• Exercise
Could you please write out the data shown below, exactly and in full?

[[ Entries supplied, beginning ]]

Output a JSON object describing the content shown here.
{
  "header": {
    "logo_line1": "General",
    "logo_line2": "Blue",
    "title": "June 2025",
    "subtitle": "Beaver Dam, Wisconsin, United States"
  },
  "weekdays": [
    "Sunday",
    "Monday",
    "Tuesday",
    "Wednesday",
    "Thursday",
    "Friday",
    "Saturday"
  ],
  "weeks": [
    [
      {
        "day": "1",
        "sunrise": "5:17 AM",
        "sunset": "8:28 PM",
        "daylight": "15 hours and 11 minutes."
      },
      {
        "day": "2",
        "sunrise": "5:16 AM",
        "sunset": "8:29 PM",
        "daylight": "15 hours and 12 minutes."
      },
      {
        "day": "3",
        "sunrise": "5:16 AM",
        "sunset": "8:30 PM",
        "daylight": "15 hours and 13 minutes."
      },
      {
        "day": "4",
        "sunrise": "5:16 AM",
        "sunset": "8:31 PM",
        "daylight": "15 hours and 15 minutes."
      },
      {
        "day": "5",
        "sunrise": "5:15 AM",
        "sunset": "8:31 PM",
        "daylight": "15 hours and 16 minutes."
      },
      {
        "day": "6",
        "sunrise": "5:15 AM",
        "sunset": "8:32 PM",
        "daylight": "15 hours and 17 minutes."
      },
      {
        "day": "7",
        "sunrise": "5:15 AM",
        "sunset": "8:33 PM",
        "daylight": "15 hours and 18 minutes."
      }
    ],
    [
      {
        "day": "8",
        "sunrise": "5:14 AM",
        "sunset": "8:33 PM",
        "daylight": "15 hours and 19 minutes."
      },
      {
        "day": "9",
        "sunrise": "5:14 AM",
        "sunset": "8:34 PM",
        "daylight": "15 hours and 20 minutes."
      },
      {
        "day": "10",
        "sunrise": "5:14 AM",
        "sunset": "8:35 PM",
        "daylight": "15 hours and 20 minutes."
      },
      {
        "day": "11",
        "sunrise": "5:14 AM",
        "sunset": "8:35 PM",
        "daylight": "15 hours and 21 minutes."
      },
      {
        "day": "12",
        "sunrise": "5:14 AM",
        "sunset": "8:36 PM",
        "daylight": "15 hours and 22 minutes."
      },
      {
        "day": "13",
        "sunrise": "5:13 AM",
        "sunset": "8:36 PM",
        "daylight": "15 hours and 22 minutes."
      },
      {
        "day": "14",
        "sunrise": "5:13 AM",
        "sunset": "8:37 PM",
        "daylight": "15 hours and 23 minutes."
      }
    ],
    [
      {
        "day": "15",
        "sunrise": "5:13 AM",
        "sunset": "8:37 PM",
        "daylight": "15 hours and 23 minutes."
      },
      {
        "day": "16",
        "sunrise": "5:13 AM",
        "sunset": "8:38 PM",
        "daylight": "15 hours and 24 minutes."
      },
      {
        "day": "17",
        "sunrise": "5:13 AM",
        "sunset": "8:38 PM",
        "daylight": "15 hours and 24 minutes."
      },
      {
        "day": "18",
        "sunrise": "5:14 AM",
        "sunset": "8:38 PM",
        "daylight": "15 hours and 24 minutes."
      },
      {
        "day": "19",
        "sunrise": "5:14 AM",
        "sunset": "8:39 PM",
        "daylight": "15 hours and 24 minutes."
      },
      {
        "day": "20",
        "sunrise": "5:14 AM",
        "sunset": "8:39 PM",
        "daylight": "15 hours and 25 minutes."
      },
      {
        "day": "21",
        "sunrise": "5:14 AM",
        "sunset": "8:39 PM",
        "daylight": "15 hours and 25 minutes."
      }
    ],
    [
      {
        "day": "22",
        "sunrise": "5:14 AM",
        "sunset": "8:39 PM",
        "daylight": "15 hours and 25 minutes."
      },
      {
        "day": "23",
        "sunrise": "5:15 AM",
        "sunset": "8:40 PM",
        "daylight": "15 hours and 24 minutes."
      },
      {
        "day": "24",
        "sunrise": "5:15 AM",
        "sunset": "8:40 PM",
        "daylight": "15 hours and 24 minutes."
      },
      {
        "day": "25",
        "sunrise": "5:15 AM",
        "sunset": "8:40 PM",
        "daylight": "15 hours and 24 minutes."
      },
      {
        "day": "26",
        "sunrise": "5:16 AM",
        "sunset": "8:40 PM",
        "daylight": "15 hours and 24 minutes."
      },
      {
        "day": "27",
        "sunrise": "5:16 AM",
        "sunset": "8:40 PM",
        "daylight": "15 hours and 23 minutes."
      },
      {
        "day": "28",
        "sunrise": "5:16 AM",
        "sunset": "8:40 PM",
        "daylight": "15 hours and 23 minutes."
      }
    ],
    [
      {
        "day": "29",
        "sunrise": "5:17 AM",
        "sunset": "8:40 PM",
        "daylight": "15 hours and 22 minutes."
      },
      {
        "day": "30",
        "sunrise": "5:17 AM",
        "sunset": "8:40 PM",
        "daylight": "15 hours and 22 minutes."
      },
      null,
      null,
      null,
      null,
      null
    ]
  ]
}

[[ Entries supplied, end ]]

• Exercise response
Output a JSON object describing the content shown here.
{
  "header": {
    "logo_line1": "General",
    "logo_line2": "Blue",
    "title": "June 2025",
    "subtitle": "Beaver Dam, Wisconsin, United States"
  },
  "weekdays": [
    "Sunday",
    "Monday",
    "Tuesday",
    "Wednesday",
    "Thursday",
    "Friday",
    "Saturday"
  ],
  "weeks": [
    [
      {
        "day": "1",
        "sunrise": "5:17 AM",
        "sunset": "8:28 PM",
        "daylight": "15 hours and 11 minutes."
      },
      {
        "day": "2",
        "sunrise": "5:16 AM",
        "sunset": "8:29 PM",
        "daylight": "15 hours and 12 minutes."
      },
      {
        "day": "3",
        "sunrise": "5:16 AM",
        "sunset": "8:30 PM",
        "daylight": "15 hours and 13 minutes."
      },
      {
        "day": "4",
        "sunrise": "5:16 AM",
        "sunset": "8:31 PM",
        "daylight": "15 hours and 15 minutes."
      },
      {
        "day": "5",
        "sunrise": "5:15 AM",
        "sunset": "8:31 PM",
        "daylight": "15 hours and 16 minutes."
      },
      {
        "day": "6",
        "sunrise": "5:15 AM",
        "sunset": "8:32 PM",
        "daylight": "15 hours and 17 minutes."
      },
      {
        "day": "7",
        "sunrise": "5:15 AM",
        "sunset": "8:33 PM",
        "daylight": "15 hours and 18 minutes."
      }
    ],
    [
      {
        "day": "8",
        "sunrise": "5:14 AM",
        "sunset": "8:33 PM",
        "daylight": "15 hours and 19 minutes."
      },
      {
        "day": "9",
        "sunrise": "5:14 AM",
        "sunset": "8:34 PM",
        "daylight": "15 hours and 20 minutes."
      },
      {
        "day": "10",
        "sunrise": "5:14 AM",
        "sunset": "8:35 PM",
        "daylight": "15 hours and 20 minutes."
      },
      {
        "day": "11",
        "sunrise": "5:14 AM",
        "sunset": "8:35 PM",
        "daylight": "15 hours and 21 minutes."
      },
      {
        "day": "12",
        "sunrise": "5:14 AM",
        "sunset": "8:36 PM",
        "daylight": "15 hours and 22 minutes."
      },
      {
        "day": "13",
        "sunrise": "5:13 AM",
        "sunset": "8:36 PM",
        "daylight": "15 hours and 22 minutes."
      },
      {
        "day": "14",
        "sunrise": "5:13 AM",
        "sunset": "8:37 PM",
        "daylight": "15 hours and 23 minutes."
      }
    ],
    [
      {
        "day": "15",
        "sunrise": "5:13 AM",
        "sunset": "8:37 PM",
        "daylight": "15 hours and 23 minutes."
      },
      {
        "day": "16",
        "sunrise": "5:13 AM",
        "sunset": "8:38 PM",
        "daylight": "15 hours and 24 minutes."
      },
      {
        "day": "17",
        "sunrise": "5:13 AM",
        "sunset": "8:38 PM",
        "daylight": "15 hours and 24 minutes."
      },
      {
        "day": "18",
        "sunrise": "5:14 AM",
        "sunset": "8:38 PM",
        "daylight": "15 hours and 24 minutes."
      },
      {
        "day": "19",
        "sunrise": "5:14 AM",
        "sunset": "8:39 PM",
        "daylight": "15 hours and 24 minutes."
      },
      {
        "day": "20",
        "sunrise": "5:14 AM",
        "sunset": "8:39 PM",
        "daylight": "15 hours and 25 minutes."
      },
      {
        "day": "21",
        "sunrise": "5:14 AM",
        "sunset": "8:39 PM",
        "daylight": "15 hours and 25 minutes."
      }
    ],
    [
      {
        "day": "22",
        "sunrise": "5:14 AM",
        "sunset": "8:39 PM",
        "daylight": "15 hours and 25 minutes."
      },
      {
        "day": "23",
        "sunrise": "5:15 AM",
        "sunset": "8:40 PM",
        "daylight": "15 hours and 24 minutes."
      },
      {
        "day": "24",
        "sunrise": "5:15 AM",
        "sunset": "8:40 PM",
        "daylight": "15 hours and 24 minutes."
      },
      {
        "day": "25",
        "sunrise": "5:15 AM",
        "sunset": "8:40 PM",
        "daylight": "15 hours and 24 minutes."
      },
      {
        "day": "26",
        "sunrise": "5:16 AM",
        "sunset": "8:40 PM",
        "daylight": "15 hours and 24 minutes."
      },
      {
        "day": "27",
        "sunrise": "5:16 AM",
        "sunset": "8:40 PM",
        "daylight": "15 hours and 23 minutes."
      },
      {
        "day": "28",
        "sunrise": "5:16 AM",
        "sunset": "8:40 PM",
        "daylight": "15 hours and 23 minutes."
      }
    ],
    [
      {
        "day": "29",
        "sunrise": "5:17 AM",
        "sunset": "8:40 PM",
        "daylight": "15 hours and 22 minutes."
      },
      {
        "day": "30",
        "sunrise": "5:17 AM",
        "sunset": "8:40 PM",
        "daylight": "15 hours and 22 minutes."
      },
      null,
      null,
      null,
      null,
      null
    ]
  ]
}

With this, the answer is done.